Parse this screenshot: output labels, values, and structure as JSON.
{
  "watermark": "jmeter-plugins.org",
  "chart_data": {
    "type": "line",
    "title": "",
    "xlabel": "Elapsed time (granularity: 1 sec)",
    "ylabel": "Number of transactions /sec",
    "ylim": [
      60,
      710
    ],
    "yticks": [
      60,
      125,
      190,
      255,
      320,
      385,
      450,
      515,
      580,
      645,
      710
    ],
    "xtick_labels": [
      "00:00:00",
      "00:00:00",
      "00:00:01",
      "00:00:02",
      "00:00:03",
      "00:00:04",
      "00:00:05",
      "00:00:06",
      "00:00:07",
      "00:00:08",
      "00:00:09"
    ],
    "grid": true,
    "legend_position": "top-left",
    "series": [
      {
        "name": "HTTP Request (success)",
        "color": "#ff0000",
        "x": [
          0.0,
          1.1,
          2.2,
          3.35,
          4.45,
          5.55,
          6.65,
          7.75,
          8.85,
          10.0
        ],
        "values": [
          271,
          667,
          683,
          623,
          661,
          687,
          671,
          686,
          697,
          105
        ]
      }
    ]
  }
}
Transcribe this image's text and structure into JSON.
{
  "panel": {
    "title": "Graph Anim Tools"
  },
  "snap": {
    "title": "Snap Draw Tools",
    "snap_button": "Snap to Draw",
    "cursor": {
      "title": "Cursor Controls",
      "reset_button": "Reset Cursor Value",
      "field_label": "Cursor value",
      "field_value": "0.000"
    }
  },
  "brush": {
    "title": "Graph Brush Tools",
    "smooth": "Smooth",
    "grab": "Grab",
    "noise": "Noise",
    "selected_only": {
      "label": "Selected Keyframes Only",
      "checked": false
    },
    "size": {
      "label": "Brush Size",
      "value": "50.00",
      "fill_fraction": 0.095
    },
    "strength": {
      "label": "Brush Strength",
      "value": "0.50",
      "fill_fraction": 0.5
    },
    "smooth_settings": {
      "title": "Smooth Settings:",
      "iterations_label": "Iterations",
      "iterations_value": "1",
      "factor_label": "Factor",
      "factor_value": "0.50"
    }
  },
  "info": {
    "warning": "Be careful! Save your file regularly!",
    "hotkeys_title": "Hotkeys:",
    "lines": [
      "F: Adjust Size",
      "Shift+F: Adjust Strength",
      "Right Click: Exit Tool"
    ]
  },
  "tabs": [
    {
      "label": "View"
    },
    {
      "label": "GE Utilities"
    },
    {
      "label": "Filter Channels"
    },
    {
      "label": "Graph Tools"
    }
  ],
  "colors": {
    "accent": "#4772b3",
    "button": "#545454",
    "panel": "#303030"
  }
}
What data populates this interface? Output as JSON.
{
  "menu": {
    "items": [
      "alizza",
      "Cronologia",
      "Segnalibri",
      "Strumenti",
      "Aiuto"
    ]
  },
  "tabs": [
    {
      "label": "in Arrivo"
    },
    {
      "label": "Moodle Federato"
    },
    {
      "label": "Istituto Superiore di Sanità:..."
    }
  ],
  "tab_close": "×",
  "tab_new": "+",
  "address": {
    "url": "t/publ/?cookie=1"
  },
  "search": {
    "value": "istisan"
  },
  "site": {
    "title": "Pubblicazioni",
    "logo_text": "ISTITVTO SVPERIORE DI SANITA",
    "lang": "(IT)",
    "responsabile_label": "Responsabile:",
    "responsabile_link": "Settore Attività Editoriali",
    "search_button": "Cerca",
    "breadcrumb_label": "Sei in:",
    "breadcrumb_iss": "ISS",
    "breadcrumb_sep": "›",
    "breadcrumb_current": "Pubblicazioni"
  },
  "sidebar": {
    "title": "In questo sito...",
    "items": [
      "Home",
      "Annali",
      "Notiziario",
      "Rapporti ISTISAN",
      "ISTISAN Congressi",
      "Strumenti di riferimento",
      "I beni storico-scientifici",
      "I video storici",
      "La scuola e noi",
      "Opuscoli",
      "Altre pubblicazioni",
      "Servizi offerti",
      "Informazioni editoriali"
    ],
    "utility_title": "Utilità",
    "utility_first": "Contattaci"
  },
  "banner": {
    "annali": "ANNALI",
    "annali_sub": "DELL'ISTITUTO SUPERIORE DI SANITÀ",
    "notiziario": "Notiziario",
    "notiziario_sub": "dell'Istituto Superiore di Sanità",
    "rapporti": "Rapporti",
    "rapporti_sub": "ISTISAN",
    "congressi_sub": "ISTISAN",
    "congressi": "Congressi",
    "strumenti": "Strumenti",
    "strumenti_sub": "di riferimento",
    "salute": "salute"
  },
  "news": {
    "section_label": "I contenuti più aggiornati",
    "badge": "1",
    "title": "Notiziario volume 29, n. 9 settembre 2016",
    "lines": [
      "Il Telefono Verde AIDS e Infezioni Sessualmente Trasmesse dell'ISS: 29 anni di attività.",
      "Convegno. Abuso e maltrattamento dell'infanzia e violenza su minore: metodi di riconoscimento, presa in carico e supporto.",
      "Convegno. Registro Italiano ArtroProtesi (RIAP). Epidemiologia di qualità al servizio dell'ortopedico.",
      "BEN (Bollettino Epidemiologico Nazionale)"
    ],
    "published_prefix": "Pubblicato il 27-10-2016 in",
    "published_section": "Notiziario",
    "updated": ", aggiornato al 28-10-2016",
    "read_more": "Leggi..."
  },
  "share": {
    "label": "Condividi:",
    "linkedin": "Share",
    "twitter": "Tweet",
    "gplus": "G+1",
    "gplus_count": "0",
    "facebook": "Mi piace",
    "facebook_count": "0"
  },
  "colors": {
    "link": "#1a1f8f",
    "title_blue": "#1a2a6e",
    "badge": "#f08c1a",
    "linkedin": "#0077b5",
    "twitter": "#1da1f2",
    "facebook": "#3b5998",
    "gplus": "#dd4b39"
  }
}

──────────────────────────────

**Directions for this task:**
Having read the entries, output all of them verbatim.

**Output for this task:**
Parse this screenshot: output labels, values, and structure as JSON.
{
  "watermark": "jmeter-plugins.org",
  "chart_data": {
    "type": "line",
    "title": "",
    "xlabel": "Elapsed time (granularity: 1 sec)",
    "ylabel": "Number of transactions /sec",
    "ylim": [
      60,
      710
    ],
    "yticks": [
      60,
      125,
      190,
      255,
      320,
      385,
      450,
      515,
      580,
      645,
      710
    ],
    "xtick_labels": [
      "00:00:00",
      "00:00:00",
      "00:00:01",
      "00:00:02",
      "00:00:03",
      "00:00:04",
      "00:00:05",
      "00:00:06",
      "00:00:07",
      "00:00:08",
      "00:00:09"
    ],
    "grid": true,
    "legend_position": "top-left",
    "series": [
      {
        "name": "HTTP Request (success)",
        "color": "#ff0000",
        "x": [
          0.0,
          1.1,
          2.2,
          3.35,
          4.45,
          5.55,
          6.65,
          7.75,
          8.85,
          10.0
        ],
        "values": [
          271,
          667,
          683,
          623,
          661,
          687,
          671,
          686,
          697,
          105
        ]
      }
    ]
  }
}
Transcribe this image's text and structure into JSON.
{
  "panel": {
    "title": "Graph Anim Tools"
  },
  "snap": {
    "title": "Snap Draw Tools",
    "snap_button": "Snap to Draw",
    "cursor": {
      "title": "Cursor Controls",
      "reset_button": "Reset Cursor Value",
      "field_label": "Cursor value",
      "field_value": "0.000"
    }
  },
  "brush": {
    "title": "Graph Brush Tools",
    "smooth": "Smooth",
    "grab": "Grab",
    "noise": "Noise",
    "selected_only": {
      "label": "Selected Keyframes Only",
      "checked": false
    },
    "size": {
      "label": "Brush Size",
      "value": "50.00",
      "fill_fraction": 0.095
    },
    "strength": {
      "label": "Brush Strength",
      "value": "0.50",
      "fill_fraction": 0.5
    },
    "smooth_settings": {
      "title": "Smooth Settings:",
      "iterations_label": "Iterations",
      "iterations_value": "1",
      "factor_label": "Factor",
      "factor_value": "0.50"
    }
  },
  "info": {
    "warning": "Be careful! Save your file regularly!",
    "hotkeys_title": "Hotkeys:",
    "lines": [
      "F: Adjust Size",
      "Shift+F: Adjust Strength",
      "Right Click: Exit Tool"
    ]
  },
  "tabs": [
    {
      "label": "View"
    },
    {
      "label": "GE Utilities"
    },
    {
      "label": "Filter Channels"
    },
    {
      "label": "Graph Tools"
    }
  ],
  "colors": {
    "accent": "#4772b3",
    "button": "#545454",
    "panel": "#303030"
  }
}
What data populates this interface? Output as JSON.
{
  "menu": {
    "items": [
      "alizza",
      "Cronologia",
      "Segnalibri",
      "Strumenti",
      "Aiuto"
    ]
  },
  "tabs": [
    {
      "label": "in Arrivo"
    },
    {
      "label": "Moodle Federato"
    },
    {
      "label": "Istituto Superiore di Sanità:..."
    }
  ],
  "tab_close": "×",
  "tab_new": "+",
  "address": {
    "url": "t/publ/?cookie=1"
  },
  "search": {
    "value": "istisan"
  },
  "site": {
    "title": "Pubblicazioni",
    "logo_text": "ISTITVTO SVPERIORE DI SANITA",
    "lang": "(IT)",
    "responsabile_label": "Responsabile:",
    "responsabile_link": "Settore Attività Editoriali",
    "search_button": "Cerca",
    "breadcrumb_label": "Sei in:",
    "breadcrumb_iss": "ISS",
    "breadcrumb_sep": "›",
    "breadcrumb_current": "Pubblicazioni"
  },
  "sidebar": {
    "title": "In questo sito...",
    "items": [
      "Home",
      "Annali",
      "Notiziario",
      "Rapporti ISTISAN",
      "ISTISAN Congressi",
      "Strumenti di riferimento",
      "I beni storico-scientifici",
      "I video storici",
      "La scuola e noi",
      "Opuscoli",
      "Altre pubblicazioni",
      "Servizi offerti",
      "Informazioni editoriali"
    ],
    "utility_title": "Utilità",
    "utility_first": "Contattaci"
  },
  "banner": {
    "annali": "ANNALI",
    "annali_sub": "DELL'ISTITUTO SUPERIORE DI SANITÀ",
    "notiziario": "Notiziario",
    "notiziario_sub": "dell'Istituto Superiore di Sanità",
    "rapporti": "Rapporti",
    "rapporti_sub": "ISTISAN",
    "congressi_sub": "ISTISAN",
    "congressi": "Congressi",
    "strumenti": "Strumenti",
    "strumenti_sub": "di riferimento",
    "salute": "salute"
  },
  "news": {
    "section_label": "I contenuti più aggiornati",
    "badge": "1",
    "title": "Notiziario volume 29, n. 9 settembre 2016",
    "lines": [
      "Il Telefono Verde AIDS e Infezioni Sessualmente Trasmesse dell'ISS: 29 anni di attività.",
      "Convegno. Abuso e maltrattamento dell'infanzia e violenza su minore: metodi di riconoscimento, presa in carico e supporto.",
      "Convegno. Registro Italiano ArtroProtesi (RIAP). Epidemiologia di qualità al servizio dell'ortopedico.",
      "BEN (Bollettino Epidemiologico Nazionale)"
    ],
    "published_prefix": "Pubblicato il 27-10-2016 in",
    "published_section": "Notiziario",
    "updated": ", aggiornato al 28-10-2016",
    "read_more": "Leggi..."
  },
  "share": {
    "label": "Condividi:",
    "linkedin": "Share",
    "twitter": "Tweet",
    "gplus": "G+1",
    "gplus_count": "0",
    "facebook": "Mi piace",
    "facebook_count": "0"
  },
  "colors": {
    "link": "#1a1f8f",
    "title_blue": "#1a2a6e",
    "badge": "#f08c1a",
    "linkedin": "#0077b5",
    "twitter": "#1da1f2",
    "facebook": "#3b5998",
    "gplus": "#dd4b39"
  }
}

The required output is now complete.